It distresses me when I hear a friend talk about living pay-check to pay-check. I know that massive joy and stress reduction await them if they could just get to the point where they are one pay-check ahead. It makes getting to two, three or four pay-checks ahead so much easier. Budgeting, or lack of, seems to be the most common culprit. Many of the people I know have the money they need to make ends meet, but because they lack a spending plan, they don't plan where their money goes and it just "goes"! So, today I wanted to look at the question: where does it all go?
Below is our first sample budget. I chose a median income of $24,000 a year. For an individual starting out of college in that first "real" job, this is a pretty average take-home. It also provides a bench mark for you to consider. If your take home is half that or twice that, you can afford half or twice the amounts I list below. Let's call this first budget "Bob". Note that periodic expenses are averaged to the month.
Let's look at budget "Tom". Tom is like Bob in most respects but he's been willing to do with a bit less today so that he might have a bit more in the future. Let's see what his budget looks like.

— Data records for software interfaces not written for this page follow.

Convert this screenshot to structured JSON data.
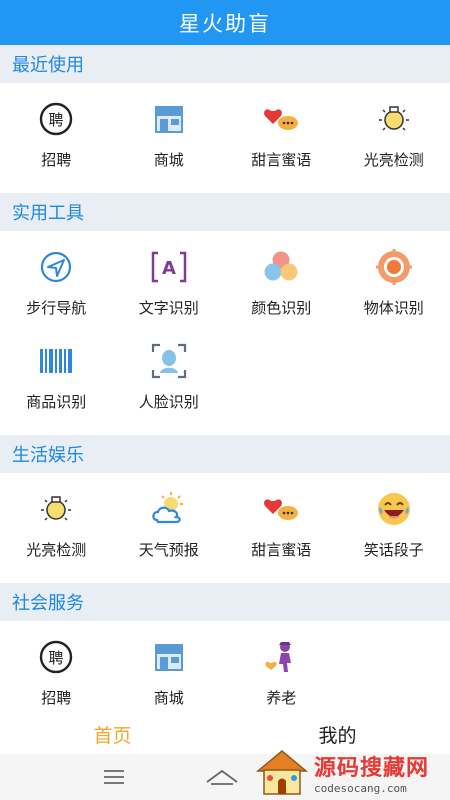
{
  "app": {
    "title": "星火助盲"
  },
  "colors": {
    "primary": "#2196F3",
    "section_bg": "#E8EEF3",
    "tab_active": "#F2A62B"
  },
  "sections": [
    {
      "title": "最近使用",
      "items": [
        {
          "label": "招聘",
          "icon": "recruit-icon"
        },
        {
          "label": "商城",
          "icon": "store-icon"
        },
        {
          "label": "甜言蜜语",
          "icon": "hearts-chat-icon"
        },
        {
          "label": "光亮检测",
          "icon": "lightbulb-icon"
        }
      ]
    },
    {
      "title": "实用工具",
      "items": [
        {
          "label": "步行导航",
          "icon": "navigation-icon"
        },
        {
          "label": "文字识别",
          "icon": "text-scan-icon"
        },
        {
          "label": "颜色识别",
          "icon": "color-circles-icon"
        },
        {
          "label": "物体识别",
          "icon": "object-target-icon"
        },
        {
          "label": "商品识别",
          "icon": "barcode-icon"
        },
        {
          "label": "人脸识别",
          "icon": "face-scan-icon"
        }
      ]
    },
    {
      "title": "生活娱乐",
      "items": [
        {
          "label": "光亮检测",
          "icon": "lightbulb-icon"
        },
        {
          "label": "天气预报",
          "icon": "weather-icon"
        },
        {
          "label": "甜言蜜语",
          "icon": "hearts-chat-icon"
        },
        {
          "label": "笑话段子",
          "icon": "laughing-emoji-icon"
        }
      ]
    },
    {
      "title": "社会服务",
      "items": [
        {
          "label": "招聘",
          "icon": "recruit-icon"
        },
        {
          "label": "商城",
          "icon": "store-icon"
        },
        {
          "label": "养老",
          "icon": "elderly-care-icon"
        }
      ]
    }
  ],
  "tabs": [
    {
      "label": "首页",
      "active": true
    },
    {
      "label": "我的",
      "active": false
    }
  ],
  "system_nav": {
    "menu_icon": "menu-icon",
    "home_icon": "home-icon"
  },
  "watermark": {
    "main": "源码搜藏网",
    "sub": "codesocang.com"
  }
}
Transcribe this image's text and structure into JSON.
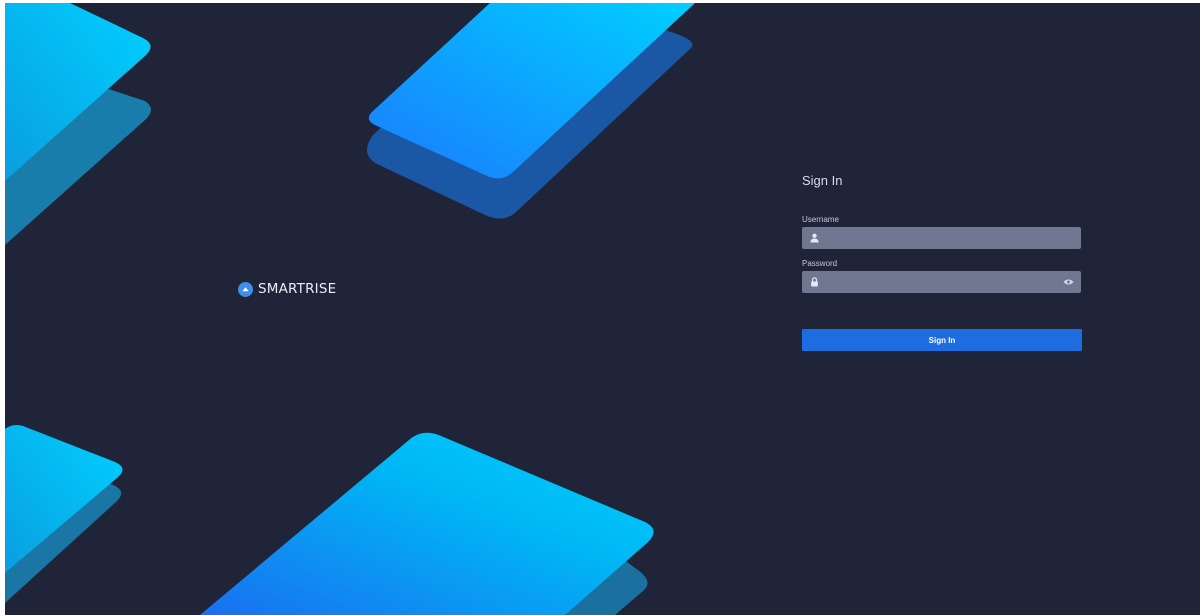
{
  "brand": {
    "name": "SMARTRISE",
    "logo_icon": "chevron-up-icon"
  },
  "login": {
    "title": "Sign In",
    "username": {
      "label": "Username",
      "value": "",
      "placeholder": "",
      "icon": "user-icon"
    },
    "password": {
      "label": "Password",
      "value": "",
      "placeholder": "",
      "icon": "lock-icon",
      "toggle_icon": "eye-icon"
    },
    "submit_label": "Sign In"
  },
  "colors": {
    "background": "#1f2438",
    "input_fill": "#6f7890",
    "button": "#1e6de0",
    "accent_cyan": "#00c8ff",
    "accent_blue": "#1e6de0"
  }
}
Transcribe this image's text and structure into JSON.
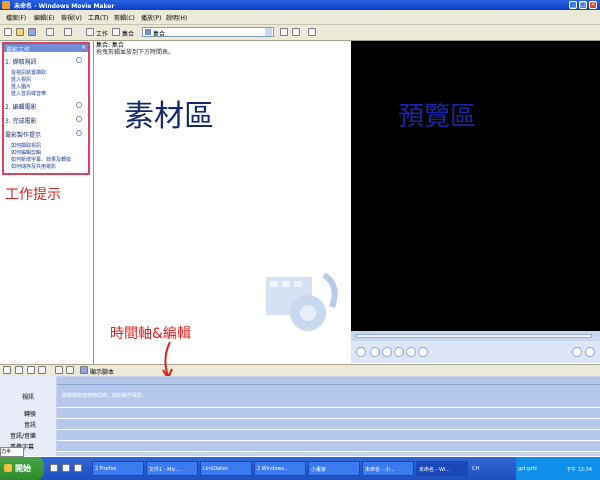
{
  "window": {
    "title": "未命名 - Windows Movie Maker"
  },
  "menu": [
    "檔案(F)",
    "編輯(E)",
    "檢視(V)",
    "工具(T)",
    "剪輯(C)",
    "播放(P)",
    "說明(H)"
  ],
  "toolbar": {
    "tasks_label": "工作",
    "collections_label": "集合",
    "collection_value": "集合"
  },
  "task_pane": {
    "header": "電影工作",
    "sections": [
      {
        "label": "1. 擷取視訊",
        "links": [
          "從視訊裝置擷取",
          "匯入視訊",
          "匯入圖片",
          "匯入音訊或音樂"
        ]
      },
      {
        "label": "2. 編輯電影",
        "links": []
      },
      {
        "label": "3. 完成電影",
        "links": []
      },
      {
        "label": "電影製作提示",
        "links": [
          "如何擷取視訊",
          "如何編輯剪輯",
          "如何新增字幕、效果及轉換",
          "如何儲存及共用電影"
        ]
      }
    ],
    "annotation": "工作提示"
  },
  "collection": {
    "label": "集合: 集合",
    "hint": "拖曳剪輯並放到下方時間表。",
    "annotation": "素材區"
  },
  "preview": {
    "annotation": "預覽區"
  },
  "timeline": {
    "annotation": "時間軸&編輯",
    "show_storyboard_label": "顯示腳本",
    "rows": [
      "視訊",
      "轉換",
      "音訊",
      "音訊/音樂",
      "重疊字幕"
    ],
    "video_hint": "將媒體拖曳到時間表，開始製作電影。"
  },
  "taskbar": {
    "start_label": "開始",
    "tasks": [
      "2 Firefox",
      "文件1 - Mic...",
      "LinkDaten",
      "2 Windows...",
      "小畫家",
      "未命名 - 小...",
      "未命名 - Wi..."
    ],
    "tray_items": [
      "CH",
      "gzf.gzfz",
      "下午 12:34"
    ]
  },
  "language_bar": "力半"
}
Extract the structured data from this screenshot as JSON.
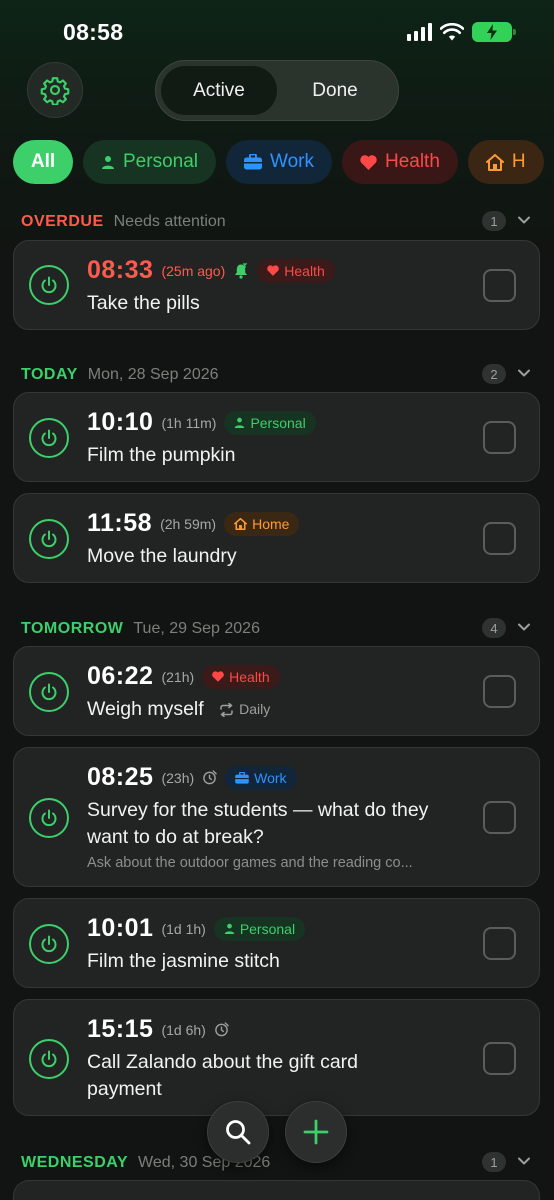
{
  "status_bar": {
    "time": "08:58"
  },
  "segments": [
    {
      "label": "Active",
      "selected": true
    },
    {
      "label": "Done",
      "selected": false
    }
  ],
  "filters": {
    "all": "All",
    "personal": "Personal",
    "work": "Work",
    "health": "Health",
    "home": "H"
  },
  "sections": {
    "overdue": {
      "title": "OVERDUE",
      "subtitle": "Needs attention",
      "count": "1",
      "color": "#ff5a4d"
    },
    "today": {
      "title": "TODAY",
      "subtitle": "Mon, 28 Sep 2026",
      "count": "2",
      "color": "#3ccf6a"
    },
    "tomorrow": {
      "title": "TOMORROW",
      "subtitle": "Tue, 29 Sep 2026",
      "count": "4",
      "color": "#3ccf6a"
    },
    "wednesday": {
      "title": "WEDNESDAY",
      "subtitle": "Wed, 30 Sep 2026",
      "count": "1",
      "color": "#3ccf6a"
    }
  },
  "tasks": {
    "t1": {
      "time": "08:33",
      "relative": "(25m ago)",
      "tag": "Health",
      "title": "Take the pills"
    },
    "t2": {
      "time": "10:10",
      "relative": "(1h 11m)",
      "tag": "Personal",
      "title": "Film the pumpkin"
    },
    "t3": {
      "time": "11:58",
      "relative": "(2h 59m)",
      "tag": "Home",
      "title": "Move the laundry"
    },
    "t4": {
      "time": "06:22",
      "relative": "(21h)",
      "tag": "Health",
      "title": "Weigh myself",
      "repeat": "Daily"
    },
    "t5": {
      "time": "08:25",
      "relative": "(23h)",
      "tag": "Work",
      "title": "Survey for the students — what do they want to do at break?",
      "note": "Ask about the outdoor games and the reading co..."
    },
    "t6": {
      "time": "10:01",
      "relative": "(1d 1h)",
      "tag": "Personal",
      "title": "Film the jasmine stitch"
    },
    "t7": {
      "time": "15:15",
      "relative": "(1d 6h)",
      "title": "Call Zalando about the gift card payment"
    }
  },
  "colors": {
    "accent": "#3ccf6a",
    "overdue": "#ff5a4d",
    "work": "#2e93ff",
    "health": "#ff4848",
    "home": "#ff9a2e"
  }
}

Bob will save $1800 this year which he'll be able to use to wipe out his credit card if he's smart, adding $20 to his play budget next year.
Tom Trending will save $4800 this year. He can keep adding on to that for a few years and have a decent down payment on a house or he can buy a nicer car or move to a nice place or spend it on a nice trip... it's amazing how many neat things you can do when you are disciplined with your cash flow. A waiter once said something to that effect to me, "Life can be a lot of fun if you're careful with your money." He was like Tom and was telling me how he was preparing to take 4 months off to travel Europe using his savings. When he came back, he planned to go back to being a waiter and living his minimalistic life style again.
So, key points: having a budget is useful. Sticking to it is more useful. Using it to tune your cash flow really makes it worthwhile. It all takes discipline, to which end I hope you find the above encouraging.